The so-called Islamic State (IS) (previously known as Isis) is a terrorist organisation that does not represent Islam, nor does it speak for Muslims.
IS's killing of the American journalist James Foley and its other atrocities in Syria and Iraq against Muslims and non-Muslims alike are incompatible with Islam and contradict how the Prophet Muhammad (who was married to a Christian) treated other faiths.
I recently spoke with Muslims in the Arab world and here in Northern Ireland; not one expressed any support for IS.
To explain the evolution of IS, after the American-led invasion of Iraq in 2003 in its 'War on Terror', al-Qaida managed to establish itself there.
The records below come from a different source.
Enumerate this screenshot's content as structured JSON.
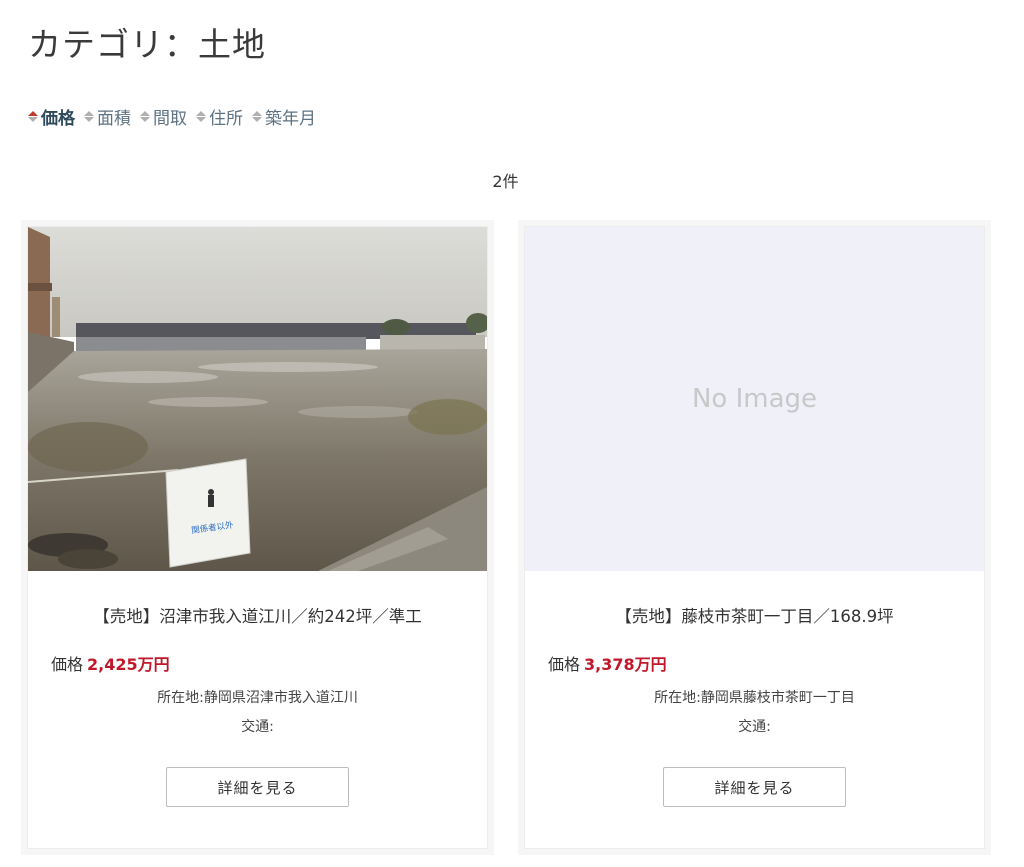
{
  "page": {
    "title": "カテゴリ：土地"
  },
  "sort": {
    "items": [
      {
        "label": "価格",
        "active": true
      },
      {
        "label": "面積",
        "active": false
      },
      {
        "label": "間取",
        "active": false
      },
      {
        "label": "住所",
        "active": false
      },
      {
        "label": "築年月",
        "active": false
      }
    ]
  },
  "results": {
    "count": "2件"
  },
  "listings": [
    {
      "title": "【売地】沼津市我入道江川／約242坪／準工",
      "price_label": "価格",
      "price": "2,425万円",
      "address": "所在地:静岡県沼津市我入道江川",
      "transport": "交通:",
      "button": "詳細を見る",
      "sign_text": "関係者以外"
    },
    {
      "title": "【売地】藤枝市茶町一丁目／168.9坪",
      "price_label": "価格",
      "price": "3,378万円",
      "address": "所在地:静岡県藤枝市茶町一丁目",
      "transport": "交通:",
      "button": "詳細を見る",
      "no_image_text": "No Image"
    }
  ],
  "colors": {
    "accent_price": "#c0182a",
    "sort_active_arrow": "#c0392b",
    "no_image_bg": "#f0f0f8"
  }
}
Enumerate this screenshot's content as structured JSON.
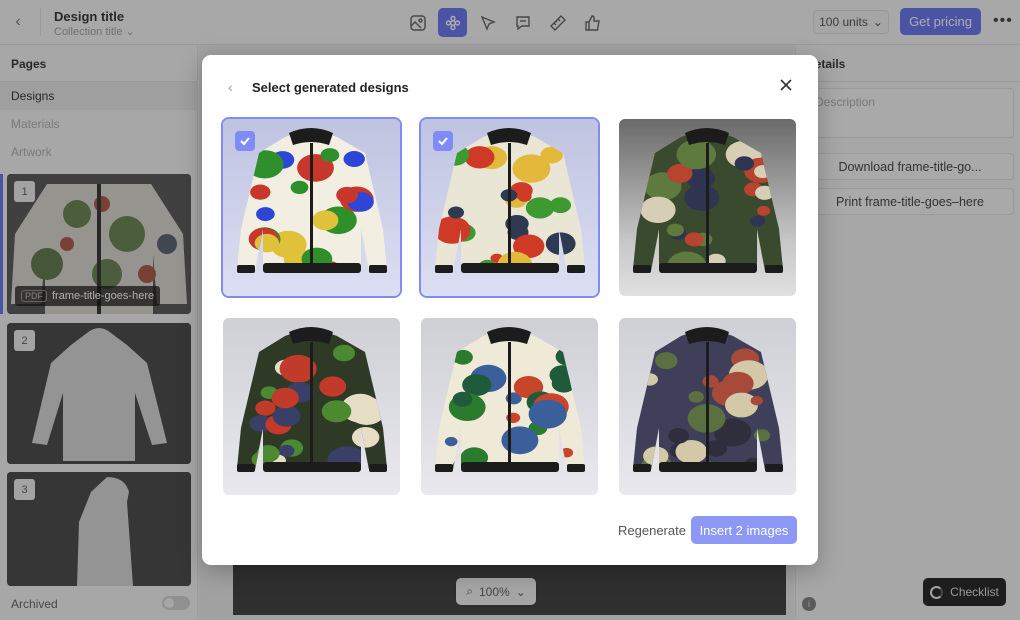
{
  "topbar": {
    "design_title": "Design title",
    "collection_title": "Collection title",
    "tools": [
      {
        "icon": "image-icon",
        "active": false
      },
      {
        "icon": "flower-settings-icon",
        "active": true
      },
      {
        "icon": "pointer-icon",
        "active": false
      },
      {
        "icon": "comment-icon",
        "active": false
      },
      {
        "icon": "ruler-icon",
        "active": false
      },
      {
        "icon": "thumbs-up-icon",
        "active": false
      }
    ],
    "units_label": "100 units",
    "pricing_label": "Get pricing",
    "more_label": "•••"
  },
  "sidebar": {
    "heading": "Pages",
    "items": [
      {
        "label": "Designs",
        "selected": true
      },
      {
        "label": "Materials",
        "selected": false
      },
      {
        "label": "Artwork",
        "selected": false
      }
    ],
    "pages": [
      {
        "number": "1",
        "badge": "PDF",
        "caption": "frame-title-goes-here",
        "selected": true
      },
      {
        "number": "2",
        "selected": false
      },
      {
        "number": "3",
        "selected": false
      }
    ],
    "archived_label": "Archived",
    "archived_on": false
  },
  "canvas": {
    "zoom_label": "100%"
  },
  "details": {
    "heading": "Details",
    "description_placeholder": "Description",
    "download_label": "Download frame-title-go...",
    "print_label": "Print frame-title-goes–here",
    "checklist_label": "Checklist"
  },
  "modal": {
    "title": "Select generated designs",
    "designs": [
      {
        "selected": true
      },
      {
        "selected": true
      },
      {
        "selected": false
      },
      {
        "selected": false
      },
      {
        "selected": false
      },
      {
        "selected": false
      }
    ],
    "regenerate_label": "Regenerate",
    "insert_label": "Insert 2 images"
  },
  "colors": {
    "accent": "#5b6af0",
    "accent_light": "#8d98f4"
  }
}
In April 2013, al-Qaida in Iraq declared that al-Qaida in Syria was an extension of al-Qaida in Iraq, and it announced the amalgamation of the two groups under the name of the Islamic State of Iraq and Sham (Isis), before re-naming itself IS.
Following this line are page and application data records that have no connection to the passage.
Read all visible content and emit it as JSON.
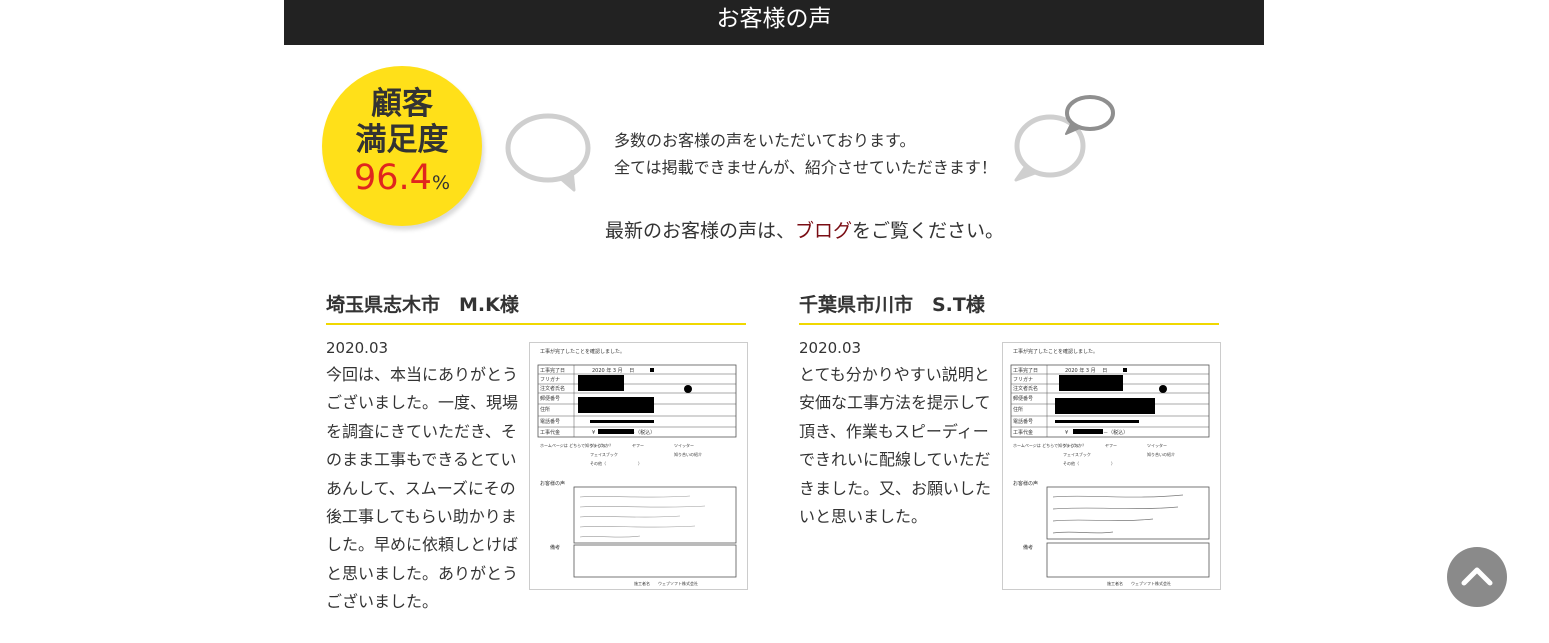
{
  "header": {
    "title": "お客様の声"
  },
  "badge": {
    "line1": "顧客",
    "line2": "満足度",
    "percent": "96.4",
    "unit": "%"
  },
  "intro": {
    "line1": "多数のお客様の声をいただいております。",
    "line2": "全ては掲載できませんが、紹介させていただきます！"
  },
  "latest": {
    "prefix": "最新のお客様の声は、",
    "link": "ブログ",
    "suffix": "をご覧ください。"
  },
  "reviews": [
    {
      "title": "埼玉県志木市　M.K様",
      "date": "2020.03",
      "body": "今回は、本当にありがとうございました。一度、現場を調査にきていただき、そのまま工事もできるとていあんして、スムーズにその後工事してもらい助かりました。早めに依頼しとけばと思いました。ありがとうございました。"
    },
    {
      "title": "千葉県市川市　S.T様",
      "date": "2020.03",
      "body": "とても分かりやすい説明と安価な工事方法を提示して頂き、作業もスピーディーできれいに配線していただきました。又、お願いしたいと思いました。"
    }
  ],
  "form": {
    "heading": "工事が完了したことを確認しました。",
    "row_labels": [
      "工事完了日",
      "フリガナ",
      "注文者氏名",
      "郵便番号",
      "住所",
      "電話番号",
      "工事代金"
    ],
    "date_value": "2020 年 3 月 　日",
    "price_value": "¥　　　　　　　－（税込）",
    "source_label": "ホームページは どちらで知りましたか？",
    "source_options": [
      "グーグル",
      "ヤフー",
      "ツイッター",
      "フェイスブック",
      "知り合いの紹介",
      "その他（　　　　　　　　）"
    ],
    "voice_label": "お客様の声",
    "note_label": "備考",
    "footer": "施工者名　　ウェブソフト株式会社"
  },
  "colors": {
    "header_bg": "#222222",
    "badge_bg": "#ffe019",
    "badge_percent": "#e0261e",
    "underline": "#f0d800",
    "link": "#7a0d14",
    "scroll_button": "#8a8a8a"
  },
  "icons": {
    "speech_left": "speech-bubble-icon",
    "speech_right": "double-speech-bubble-icon",
    "scroll_top": "chevron-up-icon"
  }
}
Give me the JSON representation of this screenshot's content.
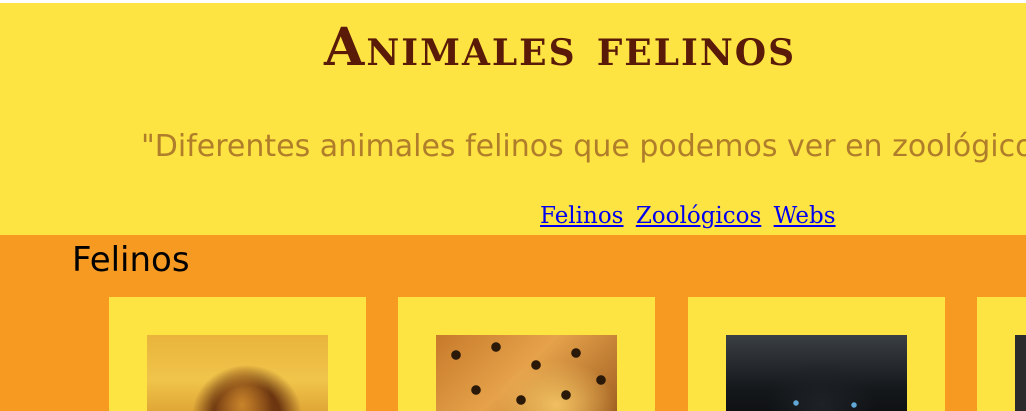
{
  "header": {
    "title": "Animales felinos",
    "subtitle": "\"Diferentes animales felinos que podemos ver en zoológicos",
    "nav": [
      {
        "label": "Felinos"
      },
      {
        "label": "Zoológicos"
      },
      {
        "label": "Webs"
      }
    ]
  },
  "main": {
    "section_title": "Felinos",
    "cards": [
      {
        "photo": "lion"
      },
      {
        "photo": "leopard"
      },
      {
        "photo": "black-panther"
      },
      {
        "photo": "unknown"
      }
    ]
  },
  "colors": {
    "header_bg": "#fde442",
    "content_bg": "#f69a22",
    "title": "#5a1a08",
    "subtitle": "#b07e2a",
    "link": "#0000ee"
  }
}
Al-Qaida leaders in Syria did not accept that, fighting erupted, Isis triumphed and al-Qaida henceforth considered them extremists.
Secular and non-religious rebel groups, such as the Free Syrian Army, accused Isis of brutality against civilians, but Isis outgunned its enemies and a real opportunity to defeat the group during its embryonic stage was missed.
IS's recent gains in Iraq were helped by the post-war sectarian political structure backed by the US and Iran that made Sunnis feel vulnerable.
Former Iraqi prime minister Nouri al-Maliki's effort to stay in power by using sectarianism to defeat his rivals weakened the Sunni Awakening Councils who fought against al-Qaida.
And US airstrikes aim to stop IS advancing toward the oil-rich north only.
It is reported that each IS member is paid $200 (£120) a month in areas with high poverty and unemployment.
The focus should be on depriving IS of its financial and military resources – not another military adventure.
For ordinary Muslims, IS is the anti-Islamic State.
- Mohammed Samaana is a freelance writer based in Belfast